You’ll need to hire a plumber to cap the gas. I had no trouble finding a good plumber right away. You could search YouTube for a video and cap the gas yourself if you feel confident you won’t blow your house up. When I saw our plumber cap the gas, I was surprised at how straightforward it was.
Find an electrician
Electricians in my area are booked up, some well over a month out. You may want to research availability now.
Find a drywaller or painter
We patched the hole in the wall with a piece of new drywall and painted it ourselves and you can sort of tell if you look closely but it’s behind the stove where no one will see it.

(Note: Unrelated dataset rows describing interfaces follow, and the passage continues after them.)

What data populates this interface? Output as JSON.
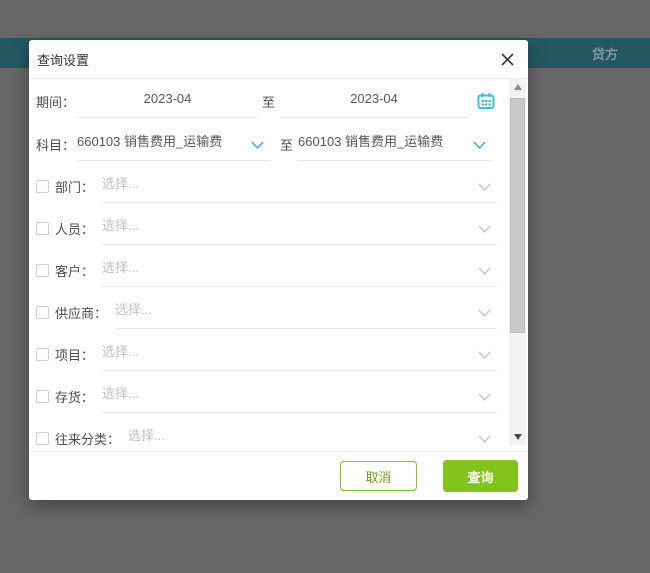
{
  "topbar": {
    "right_label": "贷方"
  },
  "dialog": {
    "title": "查询设置",
    "period": {
      "label": "期间：",
      "from_value": "2023-04",
      "to_word": "至",
      "to_value": "2023-04"
    },
    "subject": {
      "label": "科目：",
      "from_value": "660103 销售费用_运输费",
      "to_word": "至",
      "to_value": "660103 销售费用_运输费"
    },
    "filters": [
      {
        "label": "部门：",
        "placeholder": "选择..."
      },
      {
        "label": "人员：",
        "placeholder": "选择..."
      },
      {
        "label": "客户：",
        "placeholder": "选择..."
      },
      {
        "label": "供应商：",
        "placeholder": "选择..."
      },
      {
        "label": "项目：",
        "placeholder": "选择..."
      },
      {
        "label": "存货：",
        "placeholder": "选择..."
      },
      {
        "label": "往来分类：",
        "placeholder": "选择..."
      }
    ],
    "footer": {
      "cancel_label": "取消",
      "confirm_label": "查询"
    }
  },
  "icons": {
    "close": "close-icon",
    "calendar": "calendar-icon",
    "chevron_down": "chevron-down-icon",
    "scroll_up": "scrollbar-up-icon",
    "scroll_down": "scrollbar-down-icon"
  },
  "colors": {
    "teal": "#235863",
    "green": "#82c41b",
    "cyan": "#41b3e6",
    "calendar_cyan": "#3cc0dc"
  }
}
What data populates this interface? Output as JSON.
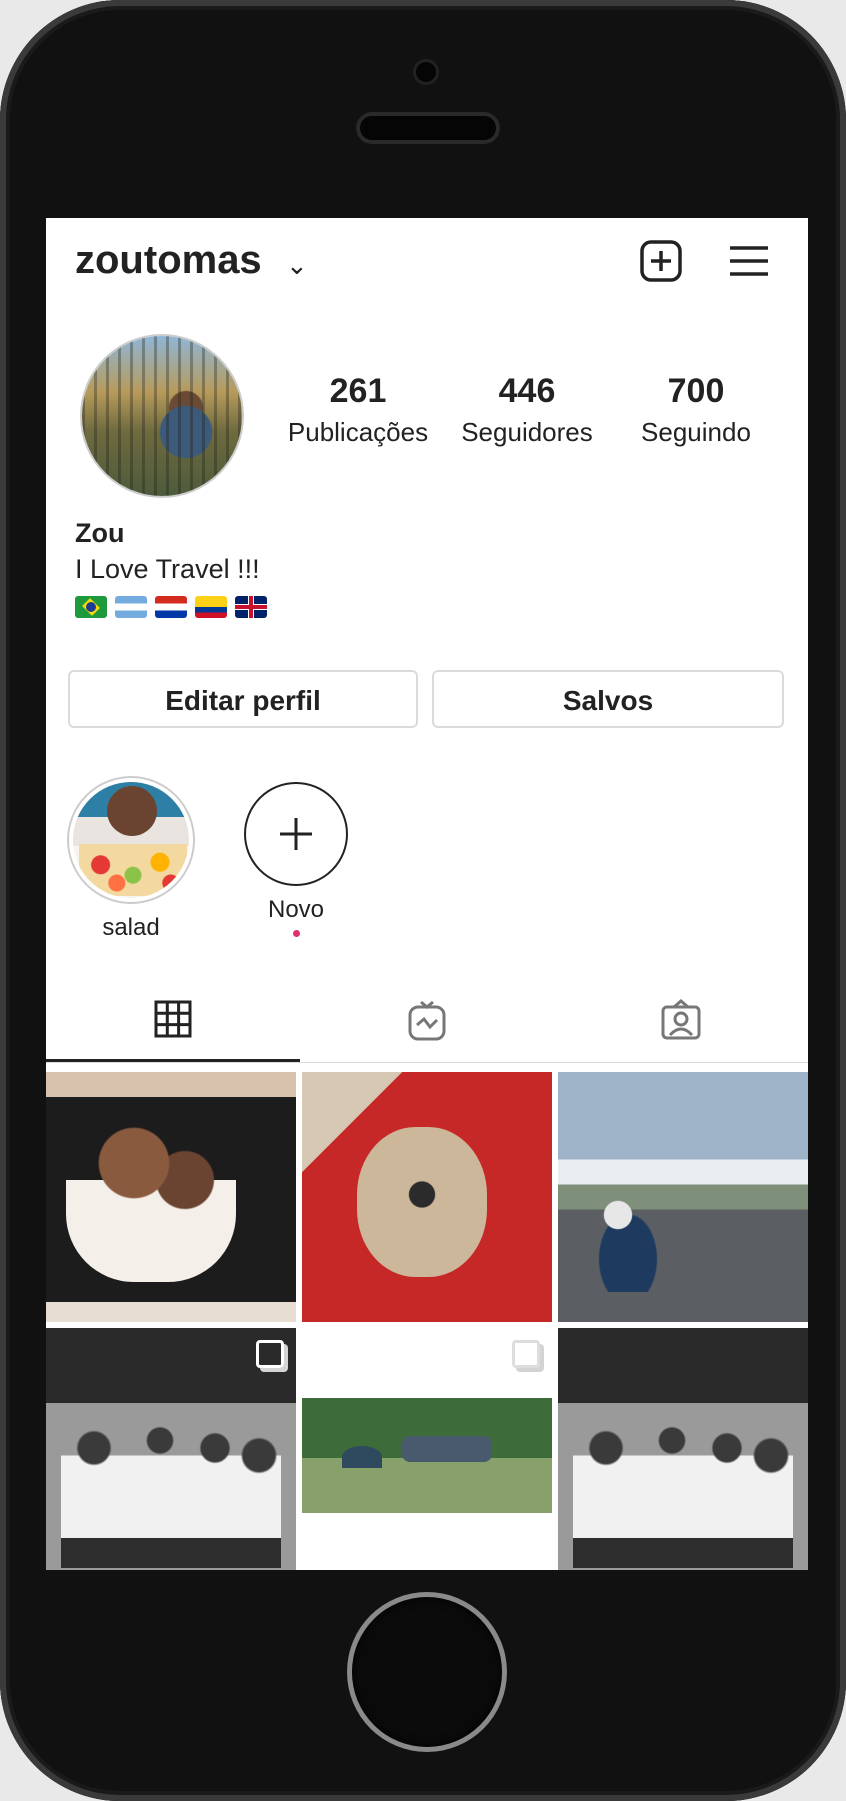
{
  "profile": {
    "username": "zoutomas",
    "stats": [
      {
        "value": "261",
        "label": "Publicações"
      },
      {
        "value": "446",
        "label": "Seguidores"
      },
      {
        "value": "700",
        "label": "Seguindo"
      }
    ],
    "name": "Zou",
    "bio": "I Love Travel !!!",
    "flags": [
      "brazil-flag",
      "argentina-flag",
      "paraguay-flag",
      "colombia-flag",
      "uk-flag"
    ]
  },
  "actions": {
    "edit_profile": "Editar perfil",
    "saved": "Salvos"
  },
  "highlights": [
    {
      "label": "salad"
    },
    {
      "label": "Novo"
    }
  ],
  "tabs": [
    "grid-icon",
    "igtv-icon",
    "tagged-icon"
  ],
  "colors": {
    "accent": "#e1306c",
    "border": "#dbdbdb",
    "text": "#222222"
  }
}
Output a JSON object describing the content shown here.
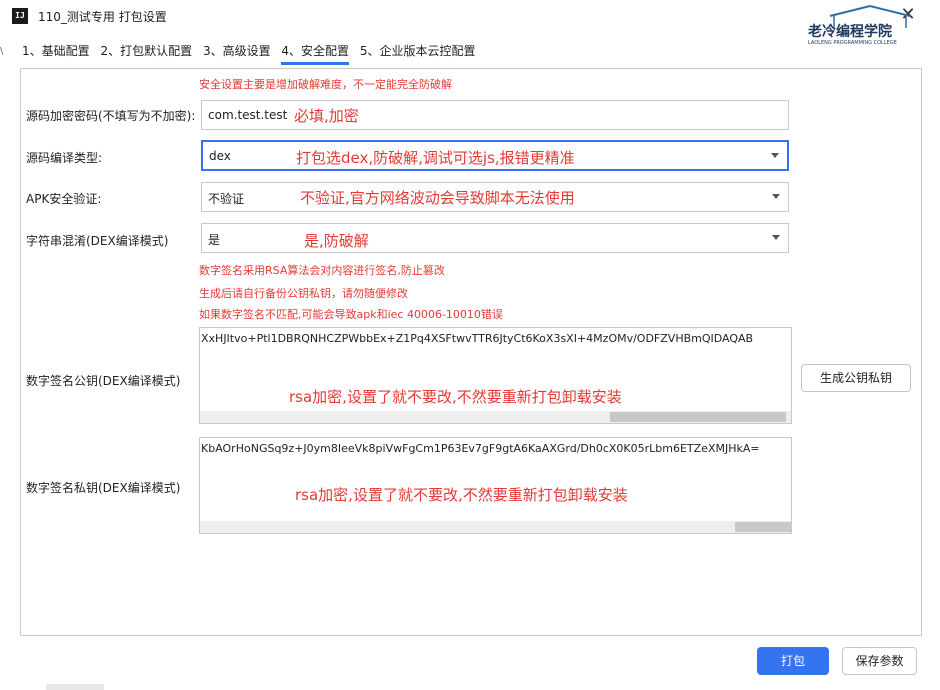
{
  "window": {
    "title": "110_测试专用 打包设置",
    "app_icon_text": "IJ",
    "close_glyph": "✕",
    "left_edge_text": "\\"
  },
  "logo": {
    "text": "老冷编程学院",
    "subtext": "LAOLENG PROGRAMMING COLLEGE",
    "color": "#1e3a5f"
  },
  "tabs": [
    {
      "label": "1、基础配置"
    },
    {
      "label": "2、打包默认配置"
    },
    {
      "label": "3、高级设置"
    },
    {
      "label": "4、安全配置",
      "active": true
    },
    {
      "label": "5、企业版本云控配置"
    }
  ],
  "security": {
    "top_warning": "安全设置主要是增加破解难度，不一定能完全防破解",
    "password": {
      "label": "源码加密密码(不填写为不加密):",
      "value": "com.test.test",
      "note": "必填,加密"
    },
    "compile_type": {
      "label": "源码编译类型:",
      "value": "dex",
      "note": "打包选dex,防破解,调试可选js,报错更精准"
    },
    "apk_verify": {
      "label": "APK安全验证:",
      "value": "不验证",
      "note": "不验证,官方网络波动会导致脚本无法使用"
    },
    "string_obfuscate": {
      "label": "字符串混淆(DEX编译模式)",
      "value": "是",
      "note": "是,防破解"
    },
    "signature_notes": [
      "数字签名采用RSA算法会对内容进行签名,防止篡改",
      "生成后请自行备份公钥私钥，请勿随便修改",
      "如果数字签名不匹配,可能会导致apk和iec 40006-10010错误"
    ],
    "public_key": {
      "label": "数字签名公钥(DEX编译模式)",
      "value": "XxHJItvo+Ptl1DBRQNHCZPWbbEx+Z1Pq4XSFtwvTTR6JtyCt6KoX3sXI+4MzOMv/ODFZVHBmQIDAQAB",
      "note": "rsa加密,设置了就不要改,不然要重新打包卸载安装"
    },
    "private_key": {
      "label": "数字签名私钥(DEX编译模式)",
      "value": "KbAOrHoNGSq9z+J0ym8IeeVk8piVwFgCm1P63Ev7gF9gtA6KaAXGrd/Dh0cX0K05rLbm6ETZeXMJHkA=",
      "note": "rsa加密,设置了就不要改,不然要重新打包卸载安装"
    },
    "generate_button": "生成公钥私钥"
  },
  "footer": {
    "build_button": "打包",
    "save_button": "保存参数"
  },
  "colors": {
    "accent": "#3574f0",
    "warning": "#e53935",
    "border": "#c8c8c8"
  }
}
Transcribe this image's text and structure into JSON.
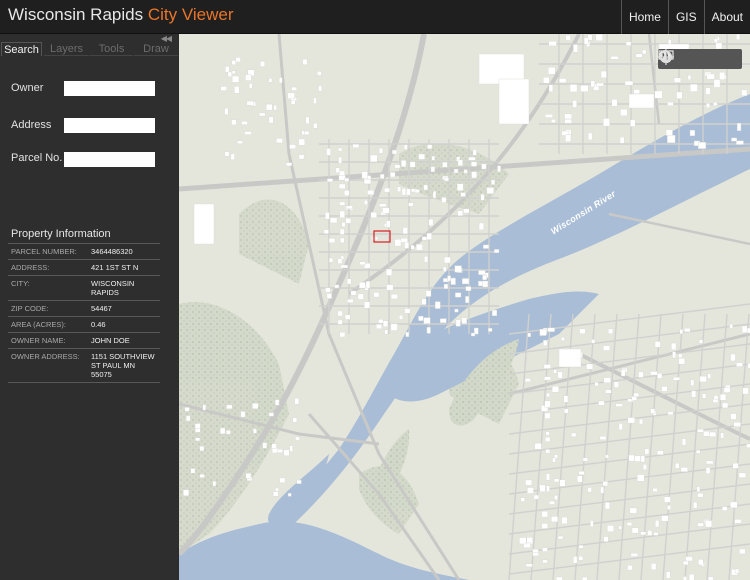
{
  "header": {
    "title_main": "Wisconsin Rapids",
    "title_accent": "City Viewer",
    "accent_color": "#e8752a",
    "nav": [
      "Home",
      "GIS",
      "About"
    ]
  },
  "sidebar": {
    "tabs": [
      "Search",
      "Layers",
      "Tools",
      "Draw"
    ],
    "active_tab": "Search",
    "collapse_icon": "double-chevron-left-icon",
    "search": {
      "owner_label": "Owner",
      "owner_value": "",
      "address_label": "Address",
      "address_value": "",
      "parcel_label": "Parcel No.",
      "parcel_value": ""
    },
    "property": {
      "title": "Property Information",
      "rows": [
        {
          "key": "PARCEL NUMBER:",
          "value": "3464486320"
        },
        {
          "key": "ADDRESS:",
          "value": "421 1ST ST N"
        },
        {
          "key": "CITY:",
          "value": "WISCONSIN RAPIDS"
        },
        {
          "key": "ZIP CODE:",
          "value": "54467"
        },
        {
          "key": "AREA (ACRES):",
          "value": "0.46"
        },
        {
          "key": "OWNER NAME:",
          "value": "JOHN DOE"
        },
        {
          "key": "OWNER ADDRESS:",
          "value": "1151 SOUTHVIEW\nST PAUL MN\n55075"
        }
      ]
    }
  },
  "map": {
    "river_label": "Wisconsin River",
    "tools": [
      "globe-icon",
      "crosshair-icon",
      "screen-icon"
    ],
    "colors": {
      "land": "#e4e6dc",
      "water": "#a9bdd6",
      "roads": "#c8c9c6",
      "buildings": "#ffffff",
      "forest": "#cdd5c3",
      "selection": "#d62020"
    }
  }
}
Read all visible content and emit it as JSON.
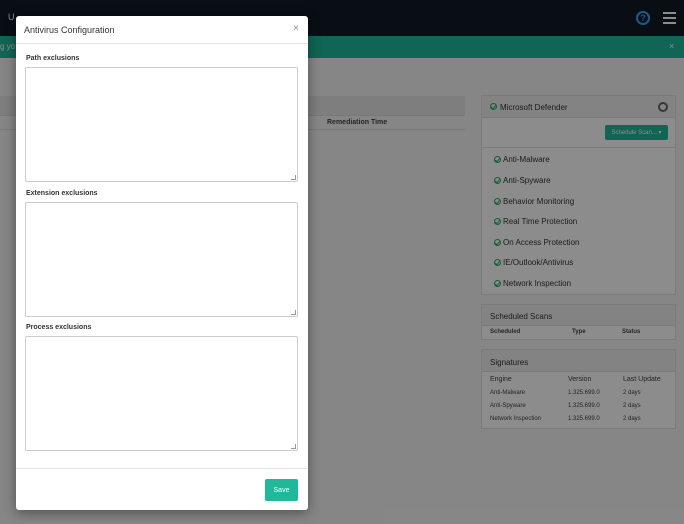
{
  "topbar": {
    "title": "U"
  },
  "alert": {
    "text": "g yo",
    "close": "×"
  },
  "left_panel": {
    "column_header": "Remediation Time"
  },
  "defender": {
    "title": "Microsoft Defender",
    "schedule_button": "Schedule Scan... ▾",
    "features": [
      "Anti-Malware",
      "Anti-Spyware",
      "Behavior Monitoring",
      "Real Time Protection",
      "On Access Protection",
      "IE/Outlook/Antivirus",
      "Network Inspection"
    ]
  },
  "scheduled_scans": {
    "title": "Scheduled Scans",
    "columns": [
      "Scheduled",
      "Type",
      "Status"
    ]
  },
  "signatures": {
    "title": "Signatures",
    "columns": [
      "Engine",
      "Version",
      "Last Update"
    ],
    "rows": [
      [
        "Anti-Malware",
        "1.325.699.0",
        "2 days"
      ],
      [
        "Anti-Spyware",
        "1.325.699.0",
        "2 days"
      ],
      [
        "Network Inspection",
        "1.325.699.0",
        "2 days"
      ]
    ]
  },
  "modal": {
    "title": "Antivirus Configuration",
    "close": "×",
    "path_label": "Path exclusions",
    "extension_label": "Extension exclusions",
    "process_label": "Process exclusions",
    "path_value": "",
    "extension_value": "",
    "process_value": "",
    "save_label": "Save"
  },
  "colors": {
    "accent": "#1fb89a",
    "topbar": "#0f1b26",
    "help": "#3aa3ff"
  }
}
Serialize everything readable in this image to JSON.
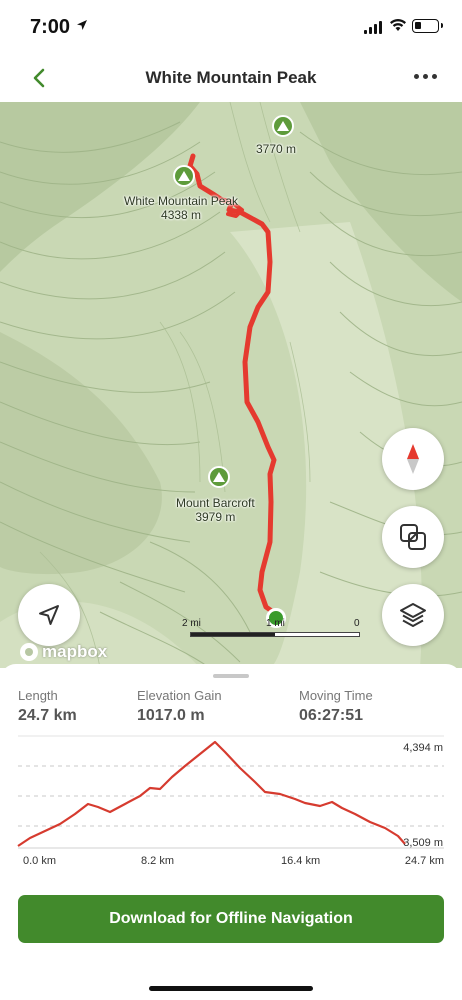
{
  "status_bar": {
    "time": "7:00"
  },
  "header": {
    "title": "White Mountain Peak"
  },
  "map": {
    "peaks": [
      {
        "name": "",
        "elevation": "3770 m"
      },
      {
        "name": "White Mountain Peak",
        "elevation": "4338 m"
      },
      {
        "name": "Mount Barcroft",
        "elevation": "3979 m"
      }
    ],
    "scale": {
      "left": "2 mi",
      "middle": "1 mi",
      "right": "0"
    },
    "attribution": "mapbox",
    "route_color": "#e53a2f",
    "terrain_color": "#c9d8b4"
  },
  "stats": [
    {
      "label": "Length",
      "value": "24.7 km"
    },
    {
      "label": "Elevation Gain",
      "value": "1017.0 m"
    },
    {
      "label": "Moving Time",
      "value": "06:27:51"
    }
  ],
  "elevation_profile": {
    "y_max_label": "4,394 m",
    "y_min_label": "3,509 m",
    "x_labels": [
      "0.0 km",
      "8.2 km",
      "16.4 km",
      "24.7 km"
    ]
  },
  "actions": {
    "download_label": "Download for Offline Navigation"
  },
  "colors": {
    "accent": "#428a2c",
    "route": "#e53a2f"
  }
}
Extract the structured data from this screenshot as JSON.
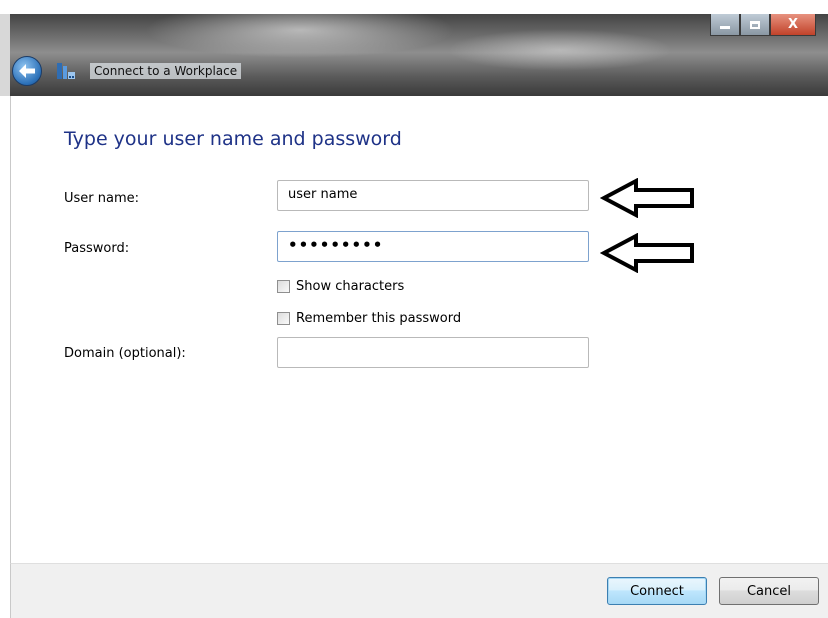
{
  "window": {
    "title": "Connect to a Workplace",
    "controls": {
      "minimize_icon": "minimize-icon",
      "maximize_icon": "maximize-icon",
      "close_label": "X"
    }
  },
  "form": {
    "heading": "Type your user name and password",
    "username_label": "User name:",
    "username_value": "user name",
    "password_label": "Password:",
    "password_value": "•••••••••",
    "show_characters_label": "Show characters",
    "remember_password_label": "Remember this password",
    "domain_label": "Domain (optional):",
    "domain_value": ""
  },
  "annotations": {
    "arrow_icon": "left-arrow-icon"
  },
  "footer": {
    "connect_label": "Connect",
    "cancel_label": "Cancel"
  },
  "colors": {
    "heading": "#1e3287",
    "focus_border": "#7da2ce"
  }
}
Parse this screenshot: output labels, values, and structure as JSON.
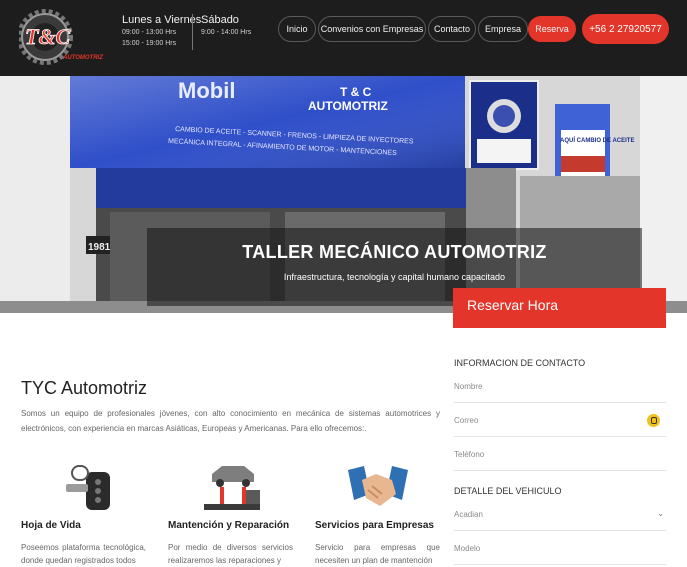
{
  "header": {
    "logo_text": "T&C",
    "logo_subtext": "AUTOMOTRIZ",
    "weekday_title": "Lunes a Viernes",
    "weekday_morning": "09:00 - 13:00 Hrs",
    "weekday_afternoon": "15:00 - 19:00 Hrs",
    "saturday_title": "Sábado",
    "saturday_hours": "9:00 - 14:00 Hrs",
    "nav": [
      "Inicio",
      "Convenios con Empresas",
      "Contacto",
      "Empresa",
      "Reserva"
    ],
    "phone": "+56 2 27920577"
  },
  "hero": {
    "title": "TALLER MECÁNICO AUTOMOTRIZ",
    "subtitle": "Infraestructura, tecnología y capital humano capacitado",
    "sign_brand": "Mobil",
    "sign_name_1": "T & C",
    "sign_name_2": "AUTOMOTRIZ",
    "sign_services_1": "CAMBIO DE ACEITE - SCANNER - FRENOS - LIMPIEZA DE INYECTORES",
    "sign_services_2": "MECÁNICA INTEGRAL - AFINAMIENTO DE MOTOR - MANTENCIONES",
    "side_sign_text": "AQUÍ CAMBIO DE ACEITE",
    "address_number": "1981"
  },
  "booking": {
    "title": "Reservar Hora",
    "contact_section": "INFORMACION DE CONTACTO",
    "fields": [
      "Nombre",
      "Correo",
      "Teléfono"
    ],
    "vehicle_section": "DETALLE DEL VEHICULO",
    "brand_selected": "Acadian",
    "model_placeholder": "Modelo"
  },
  "main": {
    "title": "TYC Automotriz",
    "intro": "Somos un equipo de profesionales jóvenes, con alto conocimiento en mecánica de sistemas automotrices y electrónicos, con experiencia en marcas Asiáticas, Europeas y Americanas. Para ello ofrecemos:.",
    "services": [
      {
        "icon": "car-key-icon",
        "title": "Hoja de Vida",
        "text": "Poseemos plataforma tecnológica, donde quedan registrados todos"
      },
      {
        "icon": "car-lift-icon",
        "title": "Mantención y Reparación",
        "text": "Por medio de diversos servicios realizaremos las reparaciones y"
      },
      {
        "icon": "handshake-icon",
        "title": "Servicios para Empresas",
        "text": "Servicio para empresas que necesiten un plan de mantención"
      }
    ]
  },
  "colors": {
    "accent": "#e3352a",
    "header_bg": "#1d1d1d",
    "sign_blue": "#2f4fc9"
  }
}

Try out induction for free
Not sure if you’d even like induction? A few libraries in my area lend portable induction cooktops to residents. If you are a PG&E customer in California, you may be able to borrow one through its Induction Cooktop Loaner Program. Or search here for cooktop lending programs in other areas of California. Check your library or utility for similar programs.
Although difficult for a self-deprecating Canadian, I must flout modesty and say that I have written an award-winning cookbook (two awards, one shortlist) so I do know something about food and cooking. The fossil fuel industry had me duped for years over the supposed superiority of cooking over polluting “natural” gas. Consider the source. It’s simply not true.
Buy my award-winning cookbook!
- Taste Canada silver for single-subject cookbooks
- Second-place Gourmand cookbook award in the category of food waste
- Shortlisted for an award from the International Association of Culinary Professionals